This means many people who are in need of a trim or colour may be attempting to self-style at home.
As tempting as it may be, though, hairstylists say you don’t want to make an expensive mistake by cutting or dying your own hair.
“They’re going to think it’s a quick fix,” said Natalie Navarra, a Hamilton-based hairstylist at Pure NV Salon and Spa.
Navarra, who has been styling hair for 12 years, said a lot of clients have messaged her asking if she will do their hair at their homes, even though health experts are urging people to practise physical distancing.
She responds to those requests by saying no, as she is unable to provide services because of the COVID-19 outbreak.
But this answer isn’t good enough for those who desperately want their hair done, leading them to take matters into their own hands.
People have taken to Twitter to share their haircut mishaps, including a user named Matt Ellentuck who said his trim went “terribly.”
Francesca Testaverde, a haircutting specialist and manager at Her Studios in Burlington, Ont., echoed Navarra’s stance and said it can be hard to fix a DIY hairdo.
“What can seem like a minor mistake to them is a huge mistake on the hairstylist’s end,” she said.
Testaverde, who has been a hairstylist for eight years, said there is no guarantee a home dye job will turn out nicely, either — especially when the client uses a $10 box of drugstore hair colour.
Their hair could turn an unwanted or unexpected colour, she said, which can chemically change hair.
“It makes it much more difficult on our end because we’re going to have a lot of mistakes,” she said.
“We’re begging everyone to not take matters into their own hands.”
Testaverde also noted that if someone cuts their hair too short, hairstylists can’t promise it will be easy to blend. Clients may have to just let it grow out.
Hairstylists said you should only cut or dye your own hair if you know what you’re doing.
“If it’s something that you know how to do, you are comfortable with and you feel that it’s not going to affect your hair, then go ahead,” Navarra said.
Some of those people who felt confident enough to style their own hair have taken to Twitter to show it off.
Barbers also advise against at-home cuts, unless you are a professional.
“To cut hair properly at home, you need the right tools and experience,” said Sean Frederick, a Lachine, Que.-based barber at Braids and Fades.

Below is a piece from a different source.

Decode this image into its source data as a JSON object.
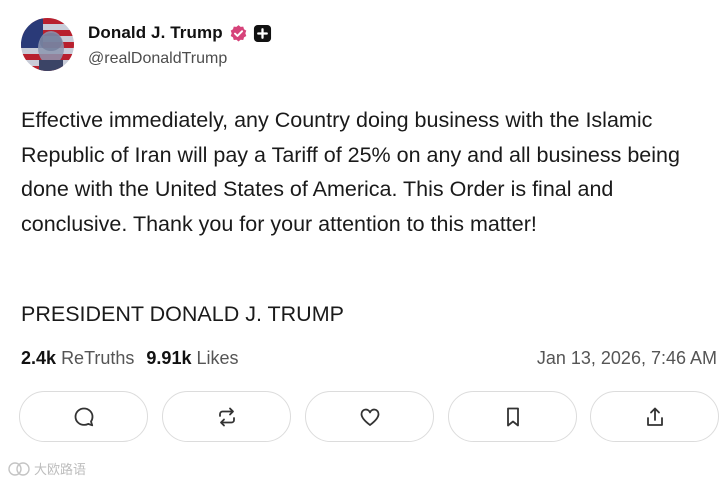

You would need clippers and accessories, an outliner, scissors, two mirrors, a comb and alcohol, he said.
Adam Silva, a Toronto-based barber at Glassbox Barbershop, said cuts are not as simple as they look and require a level of expertise.
“We take this craft really seriously, as we work with geometric shapes, understanding head shapes and growth patterns so your hair looks the best,” he said.
To help out clients, Testaverde has been posting Facebook Live videos, telling people what to do and not to do with their hair while in quarantine.
Her biggest piece of advice is to remember that you are at home either alone or with family, so give your hair a break.
“Put down your curling iron and put down your flat iron,” she said.
“Don’t use these things on your hair that are going to damage it. Then you won’t need to cut your hair and you won’t have to worry about split ends.”
- Wendy’s to start rolling out surge pricing with ‘AI-enabled menu changes’
- ‘Leg for a life’: B.C. man looks forward after amputation due to flesh-eating disease
- Eat ‘cereal for dinner’: Kellogg’s CEO’s money-saving tip hits sour note
- Why thousands of rural Ontarians may be at risk of losing their doctor
Self-isolating at home is also a good opportunity to not wash your hair every day and use a hair mask or leave-in conditioners, Navarra said.
“Give your hair a break and enjoy the natural look.”
Questions about COVID-19? Here are some things you need to know:
Health officials caution against all international travel. Returning travellers are legally obligated to self-isolate for 14 days, beginning March 26, in case they develop symptoms and to prevent spreading the virus to others. Some provinces and territories have also implemented additional recommendations or enforcement measures to ensure those returning to the area self-isolate.
Symptoms can include fever, cough and difficulty breathing — very similar to a cold or flu. Some people can develop a more severe illness. People most at risk of this include older adults and people with severe chronic medical conditions like heart, lung or kidney disease. If you develop symptoms, contact public health authorities.
To prevent the virus from spreading, experts recommend frequent handwashing and coughing into your sleeve. They also recommend minimizing contact with others, staying home as much as possible and maintaining a distance of two metres from other people if you go out.
For full COVID-19 coverage from Global News, click here.